Their account of the events was somewhat different to what is commonly known in the
West. In a nutshell, every Soviet participant has been warned by the Olympic delegation’s leadership about the tense situation stemming from the events in Hungary. Prior to that match the water polo players were warned not to react to anything, including possible provocations. Many members of the team were recalling how Pyotr Mshvenieradze, who was a big man and played in the center-forward position, was hit in the face many times as were others. He never retaliated though. In the end, one of the Soviet less patient players did and that is where the “blood in the water” came from.
Anyway, that is the “other side of the story”. The truth is probably somewhere in between.
Among the participants of that match from the Hungarian side was legendary Deszo Dyarmati. In the 70s he became Head coach of the successful Hungarian team. We became good friends but never spoke about the distant 1956 events.
Most of that match participants passed away. The Union of the Soviet Socialist Republics seized to exist. The communist ideology, inspired by the Karl Marx and Friedrich Engels’ teachings, does not dominate in the “Eastern Block” societies anymore. But the Hungarian water polo school remains one of the best in the world. Unfortunately, the disintegration of the Soviet Union and ensued social upheaval negatively affected the sport’s development in this part of the world. I am extremely sorry that one of the world’s greatest schools in men’s water polo is in decline at present.

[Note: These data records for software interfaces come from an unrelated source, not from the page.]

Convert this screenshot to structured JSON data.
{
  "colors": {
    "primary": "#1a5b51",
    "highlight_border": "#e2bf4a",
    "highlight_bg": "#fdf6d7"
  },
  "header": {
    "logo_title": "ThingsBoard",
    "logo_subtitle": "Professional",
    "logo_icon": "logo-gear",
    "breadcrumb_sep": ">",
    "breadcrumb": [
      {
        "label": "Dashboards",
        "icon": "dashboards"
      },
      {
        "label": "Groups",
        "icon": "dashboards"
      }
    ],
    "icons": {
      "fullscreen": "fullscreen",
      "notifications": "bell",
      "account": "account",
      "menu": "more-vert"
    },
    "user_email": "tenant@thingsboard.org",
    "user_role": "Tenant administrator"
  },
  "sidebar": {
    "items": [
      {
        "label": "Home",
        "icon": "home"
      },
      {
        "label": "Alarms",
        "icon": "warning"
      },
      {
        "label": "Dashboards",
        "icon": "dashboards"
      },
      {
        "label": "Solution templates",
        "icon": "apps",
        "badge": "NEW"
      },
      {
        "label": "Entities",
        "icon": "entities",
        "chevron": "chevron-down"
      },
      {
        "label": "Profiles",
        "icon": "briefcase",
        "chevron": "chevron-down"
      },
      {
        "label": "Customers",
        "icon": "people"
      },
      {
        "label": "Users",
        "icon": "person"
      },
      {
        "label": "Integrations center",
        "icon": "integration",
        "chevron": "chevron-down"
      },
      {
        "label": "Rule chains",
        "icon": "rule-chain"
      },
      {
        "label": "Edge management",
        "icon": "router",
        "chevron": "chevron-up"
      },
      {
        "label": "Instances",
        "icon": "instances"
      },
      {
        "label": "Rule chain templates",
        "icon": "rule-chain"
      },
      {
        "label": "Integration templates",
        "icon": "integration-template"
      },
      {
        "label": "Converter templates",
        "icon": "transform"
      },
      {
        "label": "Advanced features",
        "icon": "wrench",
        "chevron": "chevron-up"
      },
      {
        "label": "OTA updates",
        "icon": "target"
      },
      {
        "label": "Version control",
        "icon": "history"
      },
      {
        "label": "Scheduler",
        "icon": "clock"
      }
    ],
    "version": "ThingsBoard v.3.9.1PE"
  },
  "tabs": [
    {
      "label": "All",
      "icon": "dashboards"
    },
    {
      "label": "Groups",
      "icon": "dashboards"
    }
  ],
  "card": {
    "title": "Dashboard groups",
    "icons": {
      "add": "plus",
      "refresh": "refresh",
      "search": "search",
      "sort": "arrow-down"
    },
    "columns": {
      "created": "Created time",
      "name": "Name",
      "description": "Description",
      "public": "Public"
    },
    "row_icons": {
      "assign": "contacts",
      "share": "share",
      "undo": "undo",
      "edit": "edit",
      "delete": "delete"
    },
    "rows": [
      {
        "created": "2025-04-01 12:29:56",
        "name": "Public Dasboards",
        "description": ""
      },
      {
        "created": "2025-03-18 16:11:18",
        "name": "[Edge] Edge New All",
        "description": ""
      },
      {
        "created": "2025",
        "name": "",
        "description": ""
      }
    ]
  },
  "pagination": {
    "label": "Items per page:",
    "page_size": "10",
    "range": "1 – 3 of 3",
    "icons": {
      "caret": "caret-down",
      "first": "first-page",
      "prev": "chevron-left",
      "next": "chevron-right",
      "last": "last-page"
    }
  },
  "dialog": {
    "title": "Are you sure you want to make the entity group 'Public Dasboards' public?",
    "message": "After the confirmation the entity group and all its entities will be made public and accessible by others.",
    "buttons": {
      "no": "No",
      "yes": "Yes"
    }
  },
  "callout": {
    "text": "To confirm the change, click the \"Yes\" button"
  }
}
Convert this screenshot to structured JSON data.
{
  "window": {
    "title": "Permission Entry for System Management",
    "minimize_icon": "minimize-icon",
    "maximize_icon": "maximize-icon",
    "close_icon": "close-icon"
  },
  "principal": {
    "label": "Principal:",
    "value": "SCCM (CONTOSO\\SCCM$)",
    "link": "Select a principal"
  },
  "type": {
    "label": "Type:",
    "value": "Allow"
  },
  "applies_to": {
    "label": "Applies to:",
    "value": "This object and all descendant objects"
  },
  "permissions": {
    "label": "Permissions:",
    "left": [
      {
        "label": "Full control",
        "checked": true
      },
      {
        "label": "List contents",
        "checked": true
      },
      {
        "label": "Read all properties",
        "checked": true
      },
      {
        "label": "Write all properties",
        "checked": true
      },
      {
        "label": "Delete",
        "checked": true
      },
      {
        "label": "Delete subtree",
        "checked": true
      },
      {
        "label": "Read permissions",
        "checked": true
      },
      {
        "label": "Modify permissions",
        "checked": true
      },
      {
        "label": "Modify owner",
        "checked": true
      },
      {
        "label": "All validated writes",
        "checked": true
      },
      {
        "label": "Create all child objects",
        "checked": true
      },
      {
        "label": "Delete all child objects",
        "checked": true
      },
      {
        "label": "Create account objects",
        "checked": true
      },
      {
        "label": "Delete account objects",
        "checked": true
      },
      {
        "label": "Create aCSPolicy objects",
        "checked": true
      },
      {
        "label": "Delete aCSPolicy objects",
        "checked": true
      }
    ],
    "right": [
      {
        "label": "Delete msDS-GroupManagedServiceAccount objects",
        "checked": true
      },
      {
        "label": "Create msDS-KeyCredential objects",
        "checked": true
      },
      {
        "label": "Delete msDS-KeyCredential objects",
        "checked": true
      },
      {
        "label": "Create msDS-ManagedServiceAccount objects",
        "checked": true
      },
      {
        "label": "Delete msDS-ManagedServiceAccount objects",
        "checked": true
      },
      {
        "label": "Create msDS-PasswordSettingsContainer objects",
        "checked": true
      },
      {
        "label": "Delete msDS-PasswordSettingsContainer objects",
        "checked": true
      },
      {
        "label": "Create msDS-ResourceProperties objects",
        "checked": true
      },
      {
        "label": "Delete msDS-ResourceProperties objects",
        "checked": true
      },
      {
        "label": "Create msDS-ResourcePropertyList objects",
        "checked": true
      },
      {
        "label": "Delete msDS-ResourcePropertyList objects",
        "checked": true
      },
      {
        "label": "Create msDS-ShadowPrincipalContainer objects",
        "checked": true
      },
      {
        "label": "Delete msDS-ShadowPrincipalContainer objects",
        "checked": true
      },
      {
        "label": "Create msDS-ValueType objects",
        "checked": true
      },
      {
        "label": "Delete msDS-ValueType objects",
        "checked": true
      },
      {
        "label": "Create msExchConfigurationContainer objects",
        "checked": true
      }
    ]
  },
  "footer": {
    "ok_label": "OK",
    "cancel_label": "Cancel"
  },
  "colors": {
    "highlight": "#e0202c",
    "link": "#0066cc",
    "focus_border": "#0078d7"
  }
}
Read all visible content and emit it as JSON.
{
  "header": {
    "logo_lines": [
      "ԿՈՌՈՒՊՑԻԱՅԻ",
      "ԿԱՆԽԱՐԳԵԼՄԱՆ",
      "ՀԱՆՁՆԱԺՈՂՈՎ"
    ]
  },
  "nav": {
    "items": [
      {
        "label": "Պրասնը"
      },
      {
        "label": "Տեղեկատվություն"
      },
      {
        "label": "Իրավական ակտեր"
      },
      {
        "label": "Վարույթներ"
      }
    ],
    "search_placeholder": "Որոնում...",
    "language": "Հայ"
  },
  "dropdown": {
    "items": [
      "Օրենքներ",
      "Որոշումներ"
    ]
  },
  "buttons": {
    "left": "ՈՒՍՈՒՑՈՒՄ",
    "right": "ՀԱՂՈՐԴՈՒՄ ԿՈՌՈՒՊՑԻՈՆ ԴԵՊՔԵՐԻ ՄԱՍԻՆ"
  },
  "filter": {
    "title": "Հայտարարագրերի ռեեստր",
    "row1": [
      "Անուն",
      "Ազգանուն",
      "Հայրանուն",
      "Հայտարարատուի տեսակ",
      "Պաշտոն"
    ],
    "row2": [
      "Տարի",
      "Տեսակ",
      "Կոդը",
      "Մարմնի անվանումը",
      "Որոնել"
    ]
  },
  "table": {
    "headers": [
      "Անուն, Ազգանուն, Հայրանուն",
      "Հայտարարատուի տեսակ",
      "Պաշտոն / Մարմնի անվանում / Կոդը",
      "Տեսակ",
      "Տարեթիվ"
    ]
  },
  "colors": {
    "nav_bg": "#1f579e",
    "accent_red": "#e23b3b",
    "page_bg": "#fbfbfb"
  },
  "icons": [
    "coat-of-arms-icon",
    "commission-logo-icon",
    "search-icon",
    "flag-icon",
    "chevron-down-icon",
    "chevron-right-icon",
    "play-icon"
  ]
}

The Soviet water polo school evolved from the pre-World War Two period. In the 50s they were learning a lot from the Hungarians. From that time until mid-80s annual “friendly” matches were held twice a year – once in Hungary and once in the USSR. I remember that at the beginning of my tenure in the National team those events were great learning tests. Despite fierce rivalry in swimming pools at the European, world and Olympic tournaments, we became good friends with many Hungarian players. Among them were legendary Istvan Szivos, Istvan Gorgenyi, Endre Molnar, Tomas Farago, Gyorgy Gerendas, Gyorgy Horkay and many others. There were the times when Hungary beat us. On other occasions the USSR came on top. But these are different stories.
PS: I apologize for possible misspelling of the names.